When looking for a tax professional, choose carefully. We recommend that you hire a credentialed tax professional such as Tax Samaritan that is an Enrolled Agent (America’s Tax Experts). If you are a US taxpayer overseas, we further recommend that you seek a professional who is experienced in expat tax preparation, like Tax Samaritan (most tax professionals have limited to no experience with the unique tax issues of expat taxpayers).
Randall Brody is an enrolled agent, licensed by the US Department of the Treasury to represent taxpayers before the IRS for audits, collections and appeals. To attain the enrolled agent designation, candidates must demonstrate expertise in taxation, fulfill continuing education credits and adhere to a stringent code of ethics.

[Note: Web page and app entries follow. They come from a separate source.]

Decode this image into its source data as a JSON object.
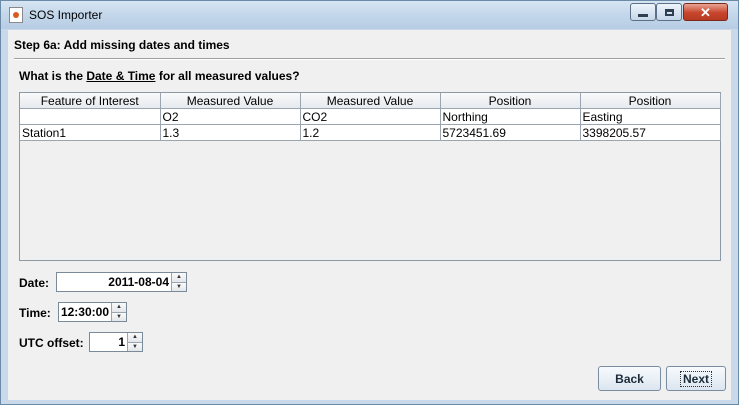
{
  "window": {
    "title": "SOS Importer"
  },
  "step": {
    "title": "Step 6a: Add missing dates and times"
  },
  "question": {
    "prefix": "What is the ",
    "emphasis": "Date & Time",
    "suffix": " for all measured values?"
  },
  "table": {
    "headers": [
      "Feature of Interest",
      "Measured Value",
      "Measured Value",
      "Position",
      "Position"
    ],
    "rows": [
      [
        "",
        "O2",
        "CO2",
        "Northing",
        "Easting"
      ],
      [
        "Station1",
        "1.3",
        "1.2",
        "5723451.69",
        "3398205.57"
      ]
    ]
  },
  "date": {
    "label": "Date:",
    "value": "2011-08-04"
  },
  "time": {
    "label": "Time:",
    "value": "12:30:00"
  },
  "utc": {
    "label": "UTC offset:",
    "value": "1"
  },
  "buttons": {
    "back": "Back",
    "next": "Next"
  },
  "icons": {
    "app": "java-app-icon",
    "spin_up": "▲",
    "spin_down": "▼"
  }
}
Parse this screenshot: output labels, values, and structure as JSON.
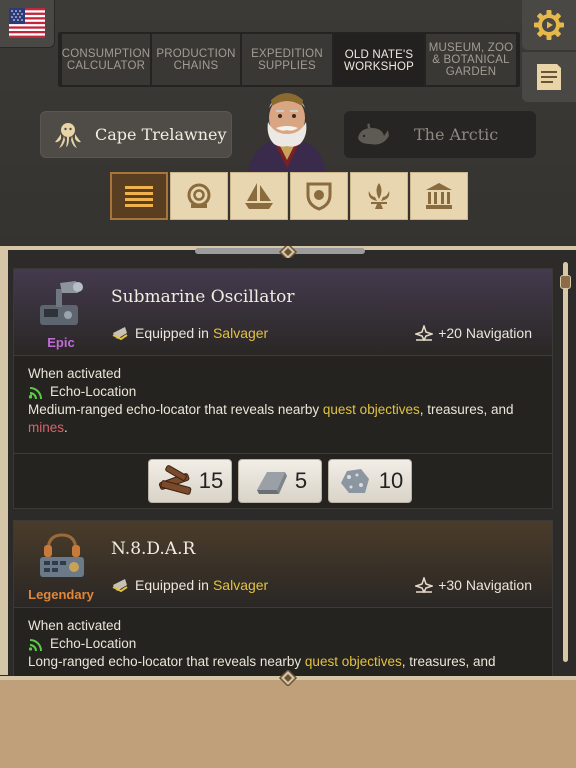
{
  "language": {
    "flag_icon": "us-flag-icon"
  },
  "tabs": [
    {
      "line1": "CONSUMPTION",
      "line2": "CALCULATOR",
      "line3": ""
    },
    {
      "line1": "PRODUCTION",
      "line2": "CHAINS",
      "line3": ""
    },
    {
      "line1": "EXPEDITION",
      "line2": "SUPPLIES",
      "line3": ""
    },
    {
      "line1": "OLD NATE'S",
      "line2": "WORKSHOP",
      "line3": ""
    },
    {
      "line1": "MUSEUM, ZOO",
      "line2": "& BOTANICAL",
      "line3": "GARDEN"
    }
  ],
  "active_tab": "OLD NATE'S WORKSHOP",
  "header_buttons": {
    "settings_icon": "gear-play-icon",
    "notes_icon": "document-icon"
  },
  "areas": {
    "left": {
      "label": "Cape Trelawney",
      "icon": "octopus-icon"
    },
    "right": {
      "label": "The Arctic",
      "icon": "whale-icon"
    }
  },
  "filters": [
    "list-icon",
    "diving-helmet-icon",
    "ship-icon",
    "shield-icon",
    "fleur-de-lis-icon",
    "museum-icon"
  ],
  "items": [
    {
      "name": "Submarine Oscillator",
      "rarity": "Epic",
      "rarity_color": "#c06bd8",
      "equipped_prefix": "Equipped in",
      "equipped_ship": "Salvager",
      "stat": "+20 Navigation",
      "trigger": "When activated",
      "ability": "Echo-Location",
      "desc_start": "Medium-ranged echo-locator that reveals nearby ",
      "desc_hl1": "quest objectives",
      "desc_mid": ", treasures, and",
      "desc_hl2": "mines",
      "desc_end": ".",
      "costs": [
        {
          "icon": "timber-icon",
          "value": "15"
        },
        {
          "icon": "steel-ingot-icon",
          "value": "5"
        },
        {
          "icon": "ore-icon",
          "value": "10"
        }
      ]
    },
    {
      "name": "N.8.D.A.R",
      "rarity": "Legendary",
      "rarity_color": "#e0873a",
      "equipped_prefix": "Equipped in",
      "equipped_ship": "Salvager",
      "stat": "+30 Navigation",
      "trigger": "When activated",
      "ability": "Echo-Location",
      "desc_start": "Long-ranged echo-locator that reveals nearby ",
      "desc_hl1": "quest objectives",
      "desc_mid": ", treasures, and"
    }
  ]
}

Every effort has been taken to provide the most accurate and honest analysis of the tax information provided in this blog. Please use your discretion before making any decisions based on the information provided. This blog is not intended to be a substitute for seeking professional tax advice based on your individual needs.